She also took inspiration from Sterling Brown and Lucille Clifton, both poets who wrote about everyday life.
Her poems have a similar tone and are often inspired by her relationships with others and what she observes about others.
“People entered into my life as beings and came out of my mind as poems,” Conn said.
Through her free-form poetry, she writes about arguing in the kitchen with loved ones, watching friends go through turbulent relationships and dealing with severe losses in her own family.
“Out of My Mind” is divided into five sections “Kitchen Wisdom,” “Love: Found and Lost,” “People Watching,” “Death’s Front Steps” and “True Religion.”
Each has a related illustration or painting at the start, created by Conn.
“Some are of places I’ve been or things that I have seen. Like, the painting that I used for the ‘Kitchen Wisdom’ section is African cloth hanging on a clothesline. I lived for four years in Kenya and I used to always observe that the most beautiful fabrics were hanging on people’s clotheslines as opposed to in the store,” Conn said.
Opening the section on “People Watching,” she included a woodcut piece depicting two brothers sleeping against one another.
“At heart, I’m a storyteller and whether it’s my visual art or my written art, there’s always a story,” Conn said.
Before publishing the collection back in November, Conn was nervous to see how it was going to be received.
“Publishing my poems is kind of like getting naked before strangers in the sense that I had no idea what the response would be. I just knew that it was something that I needed to do and wanted to do. But I was actually very afraid at first that people either wouldn’t understand it or wouldn’t appreciate it,” Conn said.
That has certainly not been the case, though readers and friends have said they were surprised by how personal the poems are, how much they delve into some of the most difficult times in Conn’s life.
“I went through a [16-year] period . . . that started with the death of my son and then continued into the death of my husband and then 14 years of caregiving for my mother, my father, and then my aunt. I wrote during all of that but it was painful writing . . . there were feelings that I could only deal with through my poetry. . . . One of the hardest was a poem that I wrote about the death of my son, which I actually named “I still can’t write a poem for Marcus.” The irony, of course, is that I did write a poem, but I felt like I couldn’t write a poem,” Conn said.
In the poem, she writes:
On the death of my son after a car accident
I sang to Marcus while he was in intensive care
Fighting to live
I sang a song to help him choose to live
A song about going home
Other poems, like “Looking Glass World,” delve into her time spent caring for her mother and father:
Secure in a certain order of things,
I was unprepared
For the responsibility of
Helping my mother brush her teeth
Later on, in “She is Taking Her Time,” Conn writes:

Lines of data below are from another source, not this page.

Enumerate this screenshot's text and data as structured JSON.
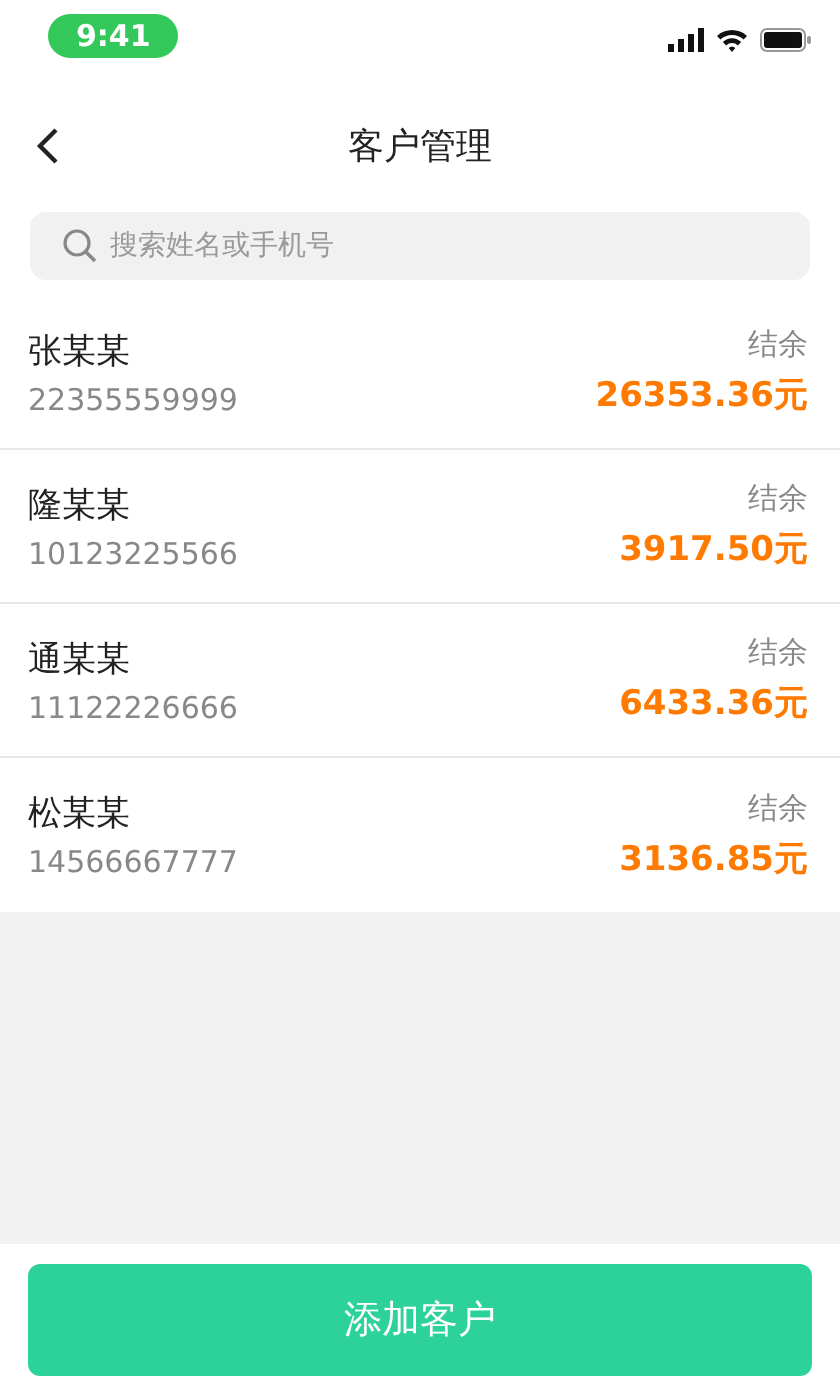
{
  "status_bar": {
    "time": "9:41"
  },
  "nav": {
    "title": "客户管理"
  },
  "search": {
    "placeholder": "搜索姓名或手机号"
  },
  "customers": [
    {
      "name": "张某某",
      "phone": "22355559999",
      "balance_label": "结余",
      "balance": "26353.36元"
    },
    {
      "name": "隆某某",
      "phone": "10123225566",
      "balance_label": "结余",
      "balance": "3917.50元"
    },
    {
      "name": "通某某",
      "phone": "11122226666",
      "balance_label": "结余",
      "balance": "6433.36元"
    },
    {
      "name": "松某某",
      "phone": "14566667777",
      "balance_label": "结余",
      "balance": "3136.85元"
    }
  ],
  "footer": {
    "button": "添加客户"
  }
}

She is taking her time.
She peers into the dark,
Unsure of her way.
She is not to be hurried.
She is taking her time.”
Her writing is at times haunting, especially in the above section, though with poems like “My Honda and Me,” it takes on a much more humorous tone:
Sometimes people say,
“It’s amazing what great shape she’s in,
Considering the age and the mileage.”
I can identify.
Through each poem, Conn has a way of getting at the heart of the story, from the very first stanza, and drawing one in until the last. Her free form poetry is as relatable as it is entertaining and comforting.
“Out of My Mind” is available at The Open Door Bookstore and Gift Gallery. Thursday’s reading/signing runs from 6-7:30 p.m. For more info visit opendoor-bookstore.com.